Types of bipolar disorder
There are four types of bipolar disorder; these simply refer to different symptoms, and do not reflect severity of the condition:
- Experiencing at least one high or manic episode, which goes on for over a week
- Manic episodes last three to six months
- Possibility of only experiencing manic episodes
- Depressive episodes outlast manic ones, and can go on for six to 12 months
- Experiencing more than one episode of severe depression
- Manic episodes remain mild – these are referred to as "hypomania"
- Referring to those who experience four mood swings in a 12-month period
- Affects around 10% of those with bipolar disorder
- Can apply to those with both types
- Mood swings are not as severe
- However, they can last longer
Causes of bipolar disorder
We still don’t know what causes people develop bipolar disorder, but there seem to be some common factors, which include:
Environmental and social factors
As with depression, bipolar disorder can be triggered by distressing or stressful life events, such as childhood abuse.
- If you have immediate family members with bipolar disorder, you are five to ten times more likely to develop it than someone who does not, according to mental health charity, Rethink.
Chemicals in the brain
- It is understood that a chemical imbalance in the brain can affect mood and behaviour, and could lead to the development of depression or mania.
Diagnosing bipolar disorder
If your GP believes you might have bipolar disorder, they will refer you to a psychiatrist.
Your psychiatrist will then assess you, questioning the extent to which bipolar disorder could be affecting your life. You will be asked about specific symptoms and triggers, when you first experienced them, and how long they last for. They will want to know how you respond in the build up to the; extreme mania or; depressive episodes. You will also be asked about your family history and medical background.
Treatments for bipolar disorder
Without treatment, bipolar disorder-related episodes can last for between three and six months (mania) and six and 12 months (depression). With treatment, both types of episode can be limited to around three months.
Bipolar disorder is treated with a combination of approaches, including:
- Preventative medication to prevent mania, hypomania and depression – often referred to as mood stabilisers, taken daily over the long term.
- Responsive medication to treat symptoms when they appear.
- Psychological treatment including talking therapies, like Cognitive Behavioural Therapy (CBT) which deal with depression and can improve personal relationships.
- Lifestyle changes, including exercise, activity planning, dietary amendments and a focus on sleep patterns.

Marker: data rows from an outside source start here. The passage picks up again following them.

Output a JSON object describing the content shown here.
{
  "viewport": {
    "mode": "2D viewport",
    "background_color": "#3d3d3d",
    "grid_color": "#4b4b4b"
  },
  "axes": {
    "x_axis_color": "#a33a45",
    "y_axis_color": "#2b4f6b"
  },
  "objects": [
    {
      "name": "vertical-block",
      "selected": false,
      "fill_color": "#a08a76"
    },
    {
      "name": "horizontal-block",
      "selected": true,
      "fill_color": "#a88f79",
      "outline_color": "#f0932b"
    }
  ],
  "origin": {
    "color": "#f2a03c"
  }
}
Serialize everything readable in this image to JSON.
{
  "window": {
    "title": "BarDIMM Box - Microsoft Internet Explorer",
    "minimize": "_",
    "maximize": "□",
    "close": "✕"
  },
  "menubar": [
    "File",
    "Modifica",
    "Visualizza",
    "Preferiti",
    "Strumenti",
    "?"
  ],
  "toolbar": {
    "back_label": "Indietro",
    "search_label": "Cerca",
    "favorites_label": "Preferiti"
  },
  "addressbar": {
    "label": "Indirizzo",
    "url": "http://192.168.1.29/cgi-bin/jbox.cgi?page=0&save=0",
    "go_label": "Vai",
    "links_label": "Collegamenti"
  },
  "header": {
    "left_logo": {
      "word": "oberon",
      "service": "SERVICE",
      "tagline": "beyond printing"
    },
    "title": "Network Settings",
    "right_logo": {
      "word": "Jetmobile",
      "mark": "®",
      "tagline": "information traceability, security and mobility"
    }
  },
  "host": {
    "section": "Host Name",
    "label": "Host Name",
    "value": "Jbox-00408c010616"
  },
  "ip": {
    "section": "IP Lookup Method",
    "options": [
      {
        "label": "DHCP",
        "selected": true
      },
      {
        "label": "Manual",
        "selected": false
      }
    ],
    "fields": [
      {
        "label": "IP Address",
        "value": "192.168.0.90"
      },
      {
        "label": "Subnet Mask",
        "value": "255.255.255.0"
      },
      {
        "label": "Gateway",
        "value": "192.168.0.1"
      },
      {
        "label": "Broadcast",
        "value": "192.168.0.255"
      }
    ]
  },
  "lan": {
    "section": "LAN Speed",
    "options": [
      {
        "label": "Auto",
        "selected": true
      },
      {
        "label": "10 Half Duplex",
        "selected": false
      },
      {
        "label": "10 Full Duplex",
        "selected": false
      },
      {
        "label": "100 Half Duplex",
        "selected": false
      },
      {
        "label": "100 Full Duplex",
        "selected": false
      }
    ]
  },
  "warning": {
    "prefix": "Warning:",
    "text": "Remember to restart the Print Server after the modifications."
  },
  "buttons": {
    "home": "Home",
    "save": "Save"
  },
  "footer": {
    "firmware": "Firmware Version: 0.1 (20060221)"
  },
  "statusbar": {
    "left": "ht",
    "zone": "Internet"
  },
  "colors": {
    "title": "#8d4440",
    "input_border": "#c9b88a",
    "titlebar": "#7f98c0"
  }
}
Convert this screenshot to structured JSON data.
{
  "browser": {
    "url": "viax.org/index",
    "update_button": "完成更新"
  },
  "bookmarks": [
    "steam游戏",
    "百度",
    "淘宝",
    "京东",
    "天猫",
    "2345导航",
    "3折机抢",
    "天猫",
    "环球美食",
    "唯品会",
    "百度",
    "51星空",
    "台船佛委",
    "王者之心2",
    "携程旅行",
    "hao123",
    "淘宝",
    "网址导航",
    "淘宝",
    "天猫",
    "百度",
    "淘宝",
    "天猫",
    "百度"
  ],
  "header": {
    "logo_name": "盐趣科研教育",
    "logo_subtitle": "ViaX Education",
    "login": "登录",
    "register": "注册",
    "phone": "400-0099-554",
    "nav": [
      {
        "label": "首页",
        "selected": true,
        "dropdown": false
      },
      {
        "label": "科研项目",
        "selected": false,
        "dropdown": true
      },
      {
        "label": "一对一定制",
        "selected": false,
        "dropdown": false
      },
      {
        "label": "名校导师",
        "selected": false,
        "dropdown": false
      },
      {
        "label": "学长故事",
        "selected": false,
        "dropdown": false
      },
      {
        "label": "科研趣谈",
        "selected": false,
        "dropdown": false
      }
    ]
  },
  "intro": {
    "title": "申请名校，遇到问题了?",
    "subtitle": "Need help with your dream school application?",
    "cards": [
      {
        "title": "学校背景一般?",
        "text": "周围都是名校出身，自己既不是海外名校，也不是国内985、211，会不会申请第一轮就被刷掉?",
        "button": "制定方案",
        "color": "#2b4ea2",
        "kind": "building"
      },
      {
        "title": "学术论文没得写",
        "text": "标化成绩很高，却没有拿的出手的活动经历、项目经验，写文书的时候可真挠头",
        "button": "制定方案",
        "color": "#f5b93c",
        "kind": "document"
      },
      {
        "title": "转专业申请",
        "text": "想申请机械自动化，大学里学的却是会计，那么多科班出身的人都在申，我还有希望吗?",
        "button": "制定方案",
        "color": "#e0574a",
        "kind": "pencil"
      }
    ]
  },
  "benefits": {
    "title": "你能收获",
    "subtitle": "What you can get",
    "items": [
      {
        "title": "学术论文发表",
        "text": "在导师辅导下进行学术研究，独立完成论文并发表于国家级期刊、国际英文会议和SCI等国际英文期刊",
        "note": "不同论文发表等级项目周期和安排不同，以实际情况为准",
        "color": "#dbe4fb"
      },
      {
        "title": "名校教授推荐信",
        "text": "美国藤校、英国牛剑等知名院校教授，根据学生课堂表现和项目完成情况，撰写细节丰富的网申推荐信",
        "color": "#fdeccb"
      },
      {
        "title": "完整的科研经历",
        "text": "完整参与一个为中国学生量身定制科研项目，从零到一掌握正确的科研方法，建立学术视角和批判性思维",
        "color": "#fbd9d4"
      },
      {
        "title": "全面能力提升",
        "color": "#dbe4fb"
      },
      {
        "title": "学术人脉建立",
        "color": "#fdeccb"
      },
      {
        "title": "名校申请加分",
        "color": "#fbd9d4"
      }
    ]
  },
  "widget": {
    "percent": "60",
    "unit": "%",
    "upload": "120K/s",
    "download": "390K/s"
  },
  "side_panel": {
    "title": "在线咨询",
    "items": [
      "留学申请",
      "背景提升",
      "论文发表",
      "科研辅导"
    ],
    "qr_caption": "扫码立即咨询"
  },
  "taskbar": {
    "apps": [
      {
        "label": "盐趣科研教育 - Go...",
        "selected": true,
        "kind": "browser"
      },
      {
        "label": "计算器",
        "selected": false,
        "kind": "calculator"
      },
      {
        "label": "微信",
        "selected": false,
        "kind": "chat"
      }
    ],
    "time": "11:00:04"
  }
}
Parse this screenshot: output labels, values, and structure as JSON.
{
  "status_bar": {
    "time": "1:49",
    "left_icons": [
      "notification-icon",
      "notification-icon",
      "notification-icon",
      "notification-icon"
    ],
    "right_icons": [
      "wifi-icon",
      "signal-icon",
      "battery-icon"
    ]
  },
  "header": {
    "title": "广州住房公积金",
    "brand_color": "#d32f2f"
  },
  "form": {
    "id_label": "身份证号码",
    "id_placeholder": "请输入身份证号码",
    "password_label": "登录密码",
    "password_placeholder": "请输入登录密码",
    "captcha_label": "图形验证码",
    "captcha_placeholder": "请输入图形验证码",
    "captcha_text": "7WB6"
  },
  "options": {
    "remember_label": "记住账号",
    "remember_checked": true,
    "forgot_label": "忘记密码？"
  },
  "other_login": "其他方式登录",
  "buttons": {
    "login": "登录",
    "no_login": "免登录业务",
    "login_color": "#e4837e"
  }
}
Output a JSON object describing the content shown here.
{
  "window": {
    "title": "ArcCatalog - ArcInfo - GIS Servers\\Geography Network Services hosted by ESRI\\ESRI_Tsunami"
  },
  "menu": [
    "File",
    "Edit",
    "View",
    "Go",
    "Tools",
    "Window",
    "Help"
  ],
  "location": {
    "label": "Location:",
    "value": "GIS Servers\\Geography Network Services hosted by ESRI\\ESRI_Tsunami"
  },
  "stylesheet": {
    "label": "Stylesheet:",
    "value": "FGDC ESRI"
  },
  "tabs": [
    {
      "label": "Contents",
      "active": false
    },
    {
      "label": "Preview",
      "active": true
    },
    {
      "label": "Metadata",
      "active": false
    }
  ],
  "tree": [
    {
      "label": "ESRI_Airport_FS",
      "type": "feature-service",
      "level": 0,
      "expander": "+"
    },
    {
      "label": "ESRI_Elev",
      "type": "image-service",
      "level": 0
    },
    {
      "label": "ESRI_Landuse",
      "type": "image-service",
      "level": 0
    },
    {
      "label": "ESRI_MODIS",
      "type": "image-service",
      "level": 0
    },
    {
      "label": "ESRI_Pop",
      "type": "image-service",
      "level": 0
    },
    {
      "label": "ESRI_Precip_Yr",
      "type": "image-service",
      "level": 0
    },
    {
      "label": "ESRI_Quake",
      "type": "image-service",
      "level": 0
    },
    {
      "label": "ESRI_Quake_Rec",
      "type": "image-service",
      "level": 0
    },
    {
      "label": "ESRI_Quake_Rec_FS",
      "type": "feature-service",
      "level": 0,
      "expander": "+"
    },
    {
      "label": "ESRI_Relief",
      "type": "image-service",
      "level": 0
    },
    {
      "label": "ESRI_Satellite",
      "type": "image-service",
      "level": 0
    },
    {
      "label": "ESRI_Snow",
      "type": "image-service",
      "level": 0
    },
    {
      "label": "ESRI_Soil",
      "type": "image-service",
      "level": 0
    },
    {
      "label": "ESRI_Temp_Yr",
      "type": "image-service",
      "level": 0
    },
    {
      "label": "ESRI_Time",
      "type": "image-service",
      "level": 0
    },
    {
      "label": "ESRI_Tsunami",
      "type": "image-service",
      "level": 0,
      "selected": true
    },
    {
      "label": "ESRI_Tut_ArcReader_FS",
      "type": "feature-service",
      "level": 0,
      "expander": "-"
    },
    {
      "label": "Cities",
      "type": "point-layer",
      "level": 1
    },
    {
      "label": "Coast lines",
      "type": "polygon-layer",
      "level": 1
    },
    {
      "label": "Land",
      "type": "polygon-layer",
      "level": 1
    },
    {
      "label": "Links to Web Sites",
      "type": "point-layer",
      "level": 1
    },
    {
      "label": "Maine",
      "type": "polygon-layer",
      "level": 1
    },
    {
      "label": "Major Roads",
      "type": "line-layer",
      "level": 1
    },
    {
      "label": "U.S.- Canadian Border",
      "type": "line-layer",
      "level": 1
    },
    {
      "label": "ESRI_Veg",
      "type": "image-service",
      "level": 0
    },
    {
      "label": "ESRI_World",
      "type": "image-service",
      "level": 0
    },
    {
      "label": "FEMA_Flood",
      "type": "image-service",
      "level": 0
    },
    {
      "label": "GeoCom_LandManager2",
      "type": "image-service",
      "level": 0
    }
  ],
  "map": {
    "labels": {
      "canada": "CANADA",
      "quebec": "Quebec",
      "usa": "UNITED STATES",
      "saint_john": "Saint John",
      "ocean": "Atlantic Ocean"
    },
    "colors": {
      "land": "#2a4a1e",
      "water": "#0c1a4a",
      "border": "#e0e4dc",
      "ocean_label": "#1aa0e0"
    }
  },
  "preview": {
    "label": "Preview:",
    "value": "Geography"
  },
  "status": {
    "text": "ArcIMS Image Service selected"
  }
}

- As with all mental health issues, don’t expect a quick fix solution. Following the medical advice of your doctors and making a few lifestyle changes should show positive results over time.
If you have a bipolar-related question, don't hesitate to ask our experts for specific support